*EXERCISE DIRECTIONS*
What you output should match the data below exactly.

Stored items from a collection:
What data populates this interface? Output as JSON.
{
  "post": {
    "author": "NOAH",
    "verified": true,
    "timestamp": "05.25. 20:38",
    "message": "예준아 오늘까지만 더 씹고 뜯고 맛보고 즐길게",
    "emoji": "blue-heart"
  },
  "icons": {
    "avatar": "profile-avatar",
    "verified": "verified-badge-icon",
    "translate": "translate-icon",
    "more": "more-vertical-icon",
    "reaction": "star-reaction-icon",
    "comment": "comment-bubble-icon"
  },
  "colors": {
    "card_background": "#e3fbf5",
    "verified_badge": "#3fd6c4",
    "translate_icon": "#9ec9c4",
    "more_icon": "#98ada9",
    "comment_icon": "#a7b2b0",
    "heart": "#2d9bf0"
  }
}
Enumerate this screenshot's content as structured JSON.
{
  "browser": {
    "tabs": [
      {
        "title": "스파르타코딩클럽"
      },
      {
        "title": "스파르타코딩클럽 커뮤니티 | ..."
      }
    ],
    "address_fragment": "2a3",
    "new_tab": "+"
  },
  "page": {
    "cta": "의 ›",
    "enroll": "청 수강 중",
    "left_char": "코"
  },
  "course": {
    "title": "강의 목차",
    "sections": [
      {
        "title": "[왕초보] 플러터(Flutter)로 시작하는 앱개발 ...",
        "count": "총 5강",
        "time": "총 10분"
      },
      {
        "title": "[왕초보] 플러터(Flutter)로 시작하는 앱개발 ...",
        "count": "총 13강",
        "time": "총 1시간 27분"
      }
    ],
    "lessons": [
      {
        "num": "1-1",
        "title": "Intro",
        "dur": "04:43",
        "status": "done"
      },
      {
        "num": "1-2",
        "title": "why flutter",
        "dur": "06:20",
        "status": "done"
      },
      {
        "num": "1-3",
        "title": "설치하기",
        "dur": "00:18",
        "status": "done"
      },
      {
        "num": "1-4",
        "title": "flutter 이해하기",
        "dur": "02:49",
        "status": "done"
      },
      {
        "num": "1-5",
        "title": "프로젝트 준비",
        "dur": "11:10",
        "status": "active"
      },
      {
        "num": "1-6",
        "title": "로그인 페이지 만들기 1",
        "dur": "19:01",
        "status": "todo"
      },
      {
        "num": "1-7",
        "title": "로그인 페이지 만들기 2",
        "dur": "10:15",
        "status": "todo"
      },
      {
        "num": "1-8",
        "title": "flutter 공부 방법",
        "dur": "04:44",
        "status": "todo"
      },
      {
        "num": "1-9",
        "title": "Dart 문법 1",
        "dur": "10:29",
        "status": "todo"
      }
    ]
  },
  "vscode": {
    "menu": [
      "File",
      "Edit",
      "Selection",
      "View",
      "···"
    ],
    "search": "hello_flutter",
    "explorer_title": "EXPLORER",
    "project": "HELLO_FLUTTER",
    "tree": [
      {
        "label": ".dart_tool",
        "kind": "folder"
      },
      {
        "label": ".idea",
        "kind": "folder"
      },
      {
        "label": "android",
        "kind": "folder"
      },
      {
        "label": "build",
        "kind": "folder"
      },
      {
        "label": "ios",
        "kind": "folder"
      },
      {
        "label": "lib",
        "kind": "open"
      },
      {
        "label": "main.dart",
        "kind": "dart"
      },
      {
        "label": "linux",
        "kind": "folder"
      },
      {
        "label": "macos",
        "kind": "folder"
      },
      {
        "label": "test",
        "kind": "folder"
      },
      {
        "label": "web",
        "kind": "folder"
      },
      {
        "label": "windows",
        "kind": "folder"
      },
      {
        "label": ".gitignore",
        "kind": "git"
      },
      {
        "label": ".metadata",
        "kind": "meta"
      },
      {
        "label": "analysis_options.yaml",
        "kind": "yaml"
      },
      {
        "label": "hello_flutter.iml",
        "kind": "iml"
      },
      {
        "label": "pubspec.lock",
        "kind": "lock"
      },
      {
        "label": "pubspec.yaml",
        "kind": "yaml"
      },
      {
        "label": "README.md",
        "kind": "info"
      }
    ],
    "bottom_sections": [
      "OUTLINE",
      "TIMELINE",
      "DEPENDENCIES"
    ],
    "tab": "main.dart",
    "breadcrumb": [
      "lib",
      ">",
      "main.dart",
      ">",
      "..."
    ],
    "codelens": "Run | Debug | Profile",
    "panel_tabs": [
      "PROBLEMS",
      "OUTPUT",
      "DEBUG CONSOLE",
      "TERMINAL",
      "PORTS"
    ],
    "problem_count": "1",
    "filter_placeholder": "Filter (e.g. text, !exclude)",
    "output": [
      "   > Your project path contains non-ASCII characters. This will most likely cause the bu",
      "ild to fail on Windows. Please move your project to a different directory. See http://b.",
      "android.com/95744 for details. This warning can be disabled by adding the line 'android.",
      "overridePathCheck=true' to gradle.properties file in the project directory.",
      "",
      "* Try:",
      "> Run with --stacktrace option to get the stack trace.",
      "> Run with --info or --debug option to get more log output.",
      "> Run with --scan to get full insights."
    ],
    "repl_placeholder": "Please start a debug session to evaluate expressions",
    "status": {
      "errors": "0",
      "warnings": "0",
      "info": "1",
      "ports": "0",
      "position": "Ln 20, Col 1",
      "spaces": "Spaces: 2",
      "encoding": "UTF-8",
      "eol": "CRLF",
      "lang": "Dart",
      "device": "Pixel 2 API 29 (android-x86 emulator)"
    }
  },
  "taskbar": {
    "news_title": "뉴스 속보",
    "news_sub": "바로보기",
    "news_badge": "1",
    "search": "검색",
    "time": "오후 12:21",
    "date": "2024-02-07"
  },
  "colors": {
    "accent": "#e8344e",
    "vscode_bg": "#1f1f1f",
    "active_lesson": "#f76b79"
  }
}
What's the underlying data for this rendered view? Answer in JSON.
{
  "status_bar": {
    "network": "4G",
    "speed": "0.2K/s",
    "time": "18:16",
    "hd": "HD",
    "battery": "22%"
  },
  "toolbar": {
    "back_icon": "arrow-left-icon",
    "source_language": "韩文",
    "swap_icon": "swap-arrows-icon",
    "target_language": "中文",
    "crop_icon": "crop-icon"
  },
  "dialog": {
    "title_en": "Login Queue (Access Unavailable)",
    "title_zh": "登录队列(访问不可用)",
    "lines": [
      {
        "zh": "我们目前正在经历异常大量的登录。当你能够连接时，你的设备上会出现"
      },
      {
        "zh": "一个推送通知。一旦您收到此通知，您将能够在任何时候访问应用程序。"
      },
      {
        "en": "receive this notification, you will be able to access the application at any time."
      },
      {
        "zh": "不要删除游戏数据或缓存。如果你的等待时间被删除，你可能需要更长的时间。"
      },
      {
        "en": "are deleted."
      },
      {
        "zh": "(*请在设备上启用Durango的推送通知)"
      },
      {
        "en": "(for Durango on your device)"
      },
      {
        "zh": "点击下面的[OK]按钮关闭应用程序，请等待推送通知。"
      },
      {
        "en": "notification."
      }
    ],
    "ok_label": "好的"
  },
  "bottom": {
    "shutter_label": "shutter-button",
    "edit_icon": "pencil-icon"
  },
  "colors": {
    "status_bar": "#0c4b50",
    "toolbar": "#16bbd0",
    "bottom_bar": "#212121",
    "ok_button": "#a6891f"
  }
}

*EXPECTED ANSWER*
What data populates this interface? Output as JSON.
{
  "post": {
    "author": "NOAH",
    "verified": true,
    "timestamp": "05.25. 20:38",
    "message": "예준아 오늘까지만 더 씹고 뜯고 맛보고 즐길게",
    "emoji": "blue-heart"
  },
  "icons": {
    "avatar": "profile-avatar",
    "verified": "verified-badge-icon",
    "translate": "translate-icon",
    "more": "more-vertical-icon",
    "reaction": "star-reaction-icon",
    "comment": "comment-bubble-icon"
  },
  "colors": {
    "card_background": "#e3fbf5",
    "verified_badge": "#3fd6c4",
    "translate_icon": "#9ec9c4",
    "more_icon": "#98ada9",
    "comment_icon": "#a7b2b0",
    "heart": "#2d9bf0"
  }
}
Enumerate this screenshot's content as structured JSON.
{
  "browser": {
    "tabs": [
      {
        "title": "스파르타코딩클럽"
      },
      {
        "title": "스파르타코딩클럽 커뮤니티 | ..."
      }
    ],
    "address_fragment": "2a3",
    "new_tab": "+"
  },
  "page": {
    "cta": "의 ›",
    "enroll": "청 수강 중",
    "left_char": "코"
  },
  "course": {
    "title": "강의 목차",
    "sections": [
      {
        "title": "[왕초보] 플러터(Flutter)로 시작하는 앱개발 ...",
        "count": "총 5강",
        "time": "총 10분"
      },
      {
        "title": "[왕초보] 플러터(Flutter)로 시작하는 앱개발 ...",
        "count": "총 13강",
        "time": "총 1시간 27분"
      }
    ],
    "lessons": [
      {
        "num": "1-1",
        "title": "Intro",
        "dur": "04:43",
        "status": "done"
      },
      {
        "num": "1-2",
        "title": "why flutter",
        "dur": "06:20",
        "status": "done"
      },
      {
        "num": "1-3",
        "title": "설치하기",
        "dur": "00:18",
        "status": "done"
      },
      {
        "num": "1-4",
        "title": "flutter 이해하기",
        "dur": "02:49",
        "status": "done"
      },
      {
        "num": "1-5",
        "title": "프로젝트 준비",
        "dur": "11:10",
        "status": "active"
      },
      {
        "num": "1-6",
        "title": "로그인 페이지 만들기 1",
        "dur": "19:01",
        "status": "todo"
      },
      {
        "num": "1-7",
        "title": "로그인 페이지 만들기 2",
        "dur": "10:15",
        "status": "todo"
      },
      {
        "num": "1-8",
        "title": "flutter 공부 방법",
        "dur": "04:44",
        "status": "todo"
      },
      {
        "num": "1-9",
        "title": "Dart 문법 1",
        "dur": "10:29",
        "status": "todo"
      }
    ]
  },
  "vscode": {
    "menu": [
      "File",
      "Edit",
      "Selection",
      "View",
      "···"
    ],
    "search": "hello_flutter",
    "explorer_title": "EXPLORER",
    "project": "HELLO_FLUTTER",
    "tree": [
      {
        "label": ".dart_tool",
        "kind": "folder"
      },
      {
        "label": ".idea",
        "kind": "folder"
      },
      {
        "label": "android",
        "kind": "folder"
      },
      {
        "label": "build",
        "kind": "folder"
      },
      {
        "label": "ios",
        "kind": "folder"
      },
      {
        "label": "lib",
        "kind": "open"
      },
      {
        "label": "main.dart",
        "kind": "dart"
      },
      {
        "label": "linux",
        "kind": "folder"
      },
      {
        "label": "macos",
        "kind": "folder"
      },
      {
        "label": "test",
        "kind": "folder"
      },
      {
        "label": "web",
        "kind": "folder"
      },
      {
        "label": "windows",
        "kind": "folder"
      },
      {
        "label": ".gitignore",
        "kind": "git"
      },
      {
        "label": ".metadata",
        "kind": "meta"
      },
      {
        "label": "analysis_options.yaml",
        "kind": "yaml"
      },
      {
        "label": "hello_flutter.iml",
        "kind": "iml"
      },
      {
        "label": "pubspec.lock",
        "kind": "lock"
      },
      {
        "label": "pubspec.yaml",
        "kind": "yaml"
      },
      {
        "label": "README.md",
        "kind": "info"
      }
    ],
    "bottom_sections": [
      "OUTLINE",
      "TIMELINE",
      "DEPENDENCIES"
    ],
    "tab": "main.dart",
    "breadcrumb": [
      "lib",
      ">",
      "main.dart",
      ">",
      "..."
    ],
    "codelens": "Run | Debug | Profile",
    "panel_tabs": [
      "PROBLEMS",
      "OUTPUT",
      "DEBUG CONSOLE",
      "TERMINAL",
      "PORTS"
    ],
    "problem_count": "1",
    "filter_placeholder": "Filter (e.g. text, !exclude)",
    "output": [
      "   > Your project path contains non-ASCII characters. This will most likely cause the bu",
      "ild to fail on Windows. Please move your project to a different directory. See http://b.",
      "android.com/95744 for details. This warning can be disabled by adding the line 'android.",
      "overridePathCheck=true' to gradle.properties file in the project directory.",
      "",
      "* Try:",
      "> Run with --stacktrace option to get the stack trace.",
      "> Run with --info or --debug option to get more log output.",
      "> Run with --scan to get full insights."
    ],
    "repl_placeholder": "Please start a debug session to evaluate expressions",
    "status": {
      "errors": "0",
      "warnings": "0",
      "info": "1",
      "ports": "0",
      "position": "Ln 20, Col 1",
      "spaces": "Spaces: 2",
      "encoding": "UTF-8",
      "eol": "CRLF",
      "lang": "Dart",
      "device": "Pixel 2 API 29 (android-x86 emulator)"
    }
  },
  "taskbar": {
    "news_title": "뉴스 속보",
    "news_sub": "바로보기",
    "news_badge": "1",
    "search": "검색",
    "time": "오후 12:21",
    "date": "2024-02-07"
  },
  "colors": {
    "accent": "#e8344e",
    "vscode_bg": "#1f1f1f",
    "active_lesson": "#f76b79"
  }
}
What's the underlying data for this rendered view? Answer in JSON.
{
  "status_bar": {
    "network": "4G",
    "speed": "0.2K/s",
    "time": "18:16",
    "hd": "HD",
    "battery": "22%"
  },
  "toolbar": {
    "back_icon": "arrow-left-icon",
    "source_language": "韩文",
    "swap_icon": "swap-arrows-icon",
    "target_language": "中文",
    "crop_icon": "crop-icon"
  },
  "dialog": {
    "title_en": "Login Queue (Access Unavailable)",
    "title_zh": "登录队列(访问不可用)",
    "lines": [
      {
        "zh": "我们目前正在经历异常大量的登录。当你能够连接时，你的设备上会出现"
      },
      {
        "zh": "一个推送通知。一旦您收到此通知，您将能够在任何时候访问应用程序。"
      },
      {
        "en": "receive this notification, you will be able to access the application at any time."
      },
      {
        "zh": "不要删除游戏数据或缓存。如果你的等待时间被删除，你可能需要更长的时间。"
      },
      {
        "en": "are deleted."
      },
      {
        "zh": "(*请在设备上启用Durango的推送通知)"
      },
      {
        "en": "(for Durango on your device)"
      },
      {
        "zh": "点击下面的[OK]按钮关闭应用程序，请等待推送通知。"
      },
      {
        "en": "notification."
      }
    ],
    "ok_label": "好的"
  },
  "bottom": {
    "shutter_label": "shutter-button",
    "edit_icon": "pencil-icon"
  },
  "colors": {
    "status_bar": "#0c4b50",
    "toolbar": "#16bbd0",
    "bottom_bar": "#212121",
    "ok_button": "#a6891f"
  }
}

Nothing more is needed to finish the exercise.